    1. Thank you so much for this comment. That was my entire point - this person was trying to stifle the wonder of these kids. It makes me crazy that people aren't understand that. Wishing you a wonderful holiday season and happy new year :)

  4. Wow. You took delight in your child sticking out her tongue. You encouraged a child to talk through a performance. The fact that the usher monitored behavior during the second half confirms they expect all patrons to be considerate of others. If your child can not follow the performance without continual explanation she shouldn't be in attendance.

    1. Wow.

      And clearly you fail to understand the concept of sarcasm too. Yes, I found it amusing that my kid ACTED LIKE A KID.

      Your children must be PERFECT. How fantastic for you.

      And this was A SHOW FOR KIDS. Every child in attendance was talking but apparently that point is LOST ON YOU.

      My daughter was WHISPERING TO ME. And I was NOT going to stifle her questions.

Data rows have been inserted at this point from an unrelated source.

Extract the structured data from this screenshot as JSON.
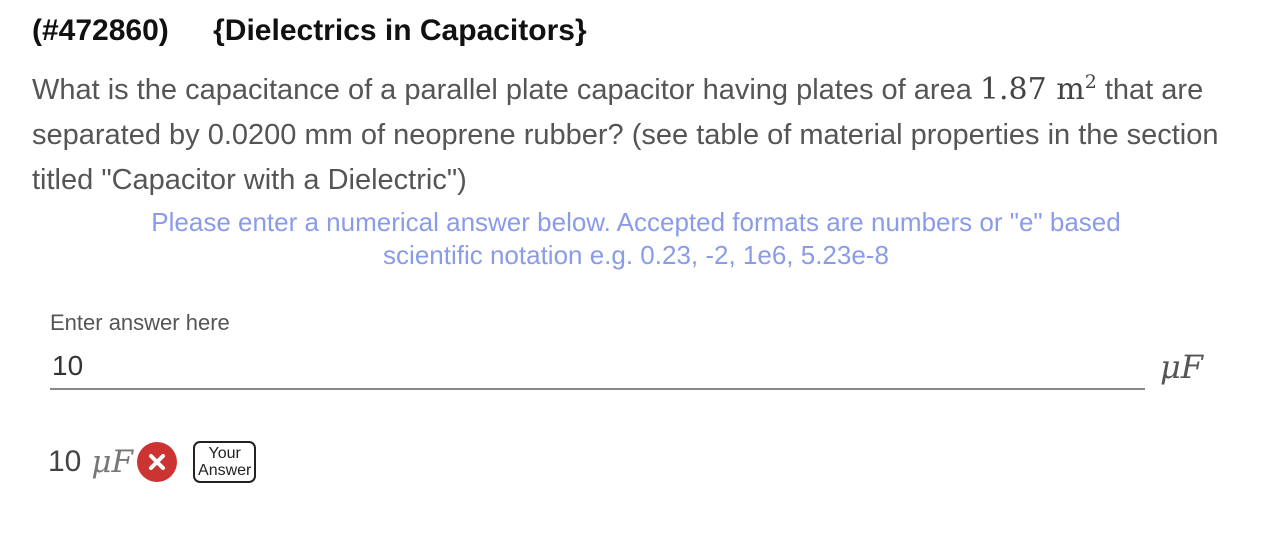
{
  "header": {
    "id": "(#472860)",
    "topic": "{Dielectrics in Capacitors}"
  },
  "question": {
    "text_before": "What is the capacitance of a parallel plate capacitor having plates of area ",
    "area_value": "1.87",
    "area_unit": "m",
    "area_exponent": "2",
    "text_after": " that are separated by 0.0200 mm of neoprene rubber?  (see table of material properties in the section titled \"Capacitor with a Dielectric\")"
  },
  "instructions": "Please enter a numerical answer below. Accepted formats are numbers or \"e\" based scientific notation e.g. 0.23, -2, 1e6, 5.23e-8",
  "answer": {
    "label": "Enter answer here",
    "value": "10",
    "unit": "μF"
  },
  "submission": {
    "value": "10",
    "unit": "μF",
    "status_icon": "x-circle-icon",
    "badge_line1": "Your",
    "badge_line2": "Answer"
  },
  "colors": {
    "instructions": "#8a9be8",
    "wrong": "#cc3333"
  }
}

I didn't encourage her to TALK THROUGH A PERFORMANCE. What I did do was answer her WHISPERED questions in a whispered voice.

      I sure hope you and the other uber judgmental people of the world have a magical holiday season.

  5. Traci I love you but I fear that some of your audience may lack the ability to understand sarcasm and lack a sense of humor. I love your kid BTW and she had every right to stick her tongue out at the mean man. Oh and my bf wanted you to know that he would have told the grinch to STFU. :)

    1. Dana - Love you sweetie! I am convinced that these people don't understand sarcasm and they seriously lack a sense of humor. I thought I behaved rather well considering I didn't tell the guy to STFU. :)

  6. Dude she took her to the frickin' nutcracker. Not La Bohemme, not Swan Lake, but the NUTCRACKER. The nutcracker has been perceived as a kids show for a long time now. I've been a house manager a theatre for many shows and you expect "calm and decorum" during King Lear and for all the adult patrons to be considerate of each other. But for kids plays we always abided by one rule: The place is full of kids and kids are going to be kids. So yeah I'm glad that she stuck her tongue out at that man. As an usher I would have asked the man to leave because he was ruining the show for the children present. Love you Traci! Great blog.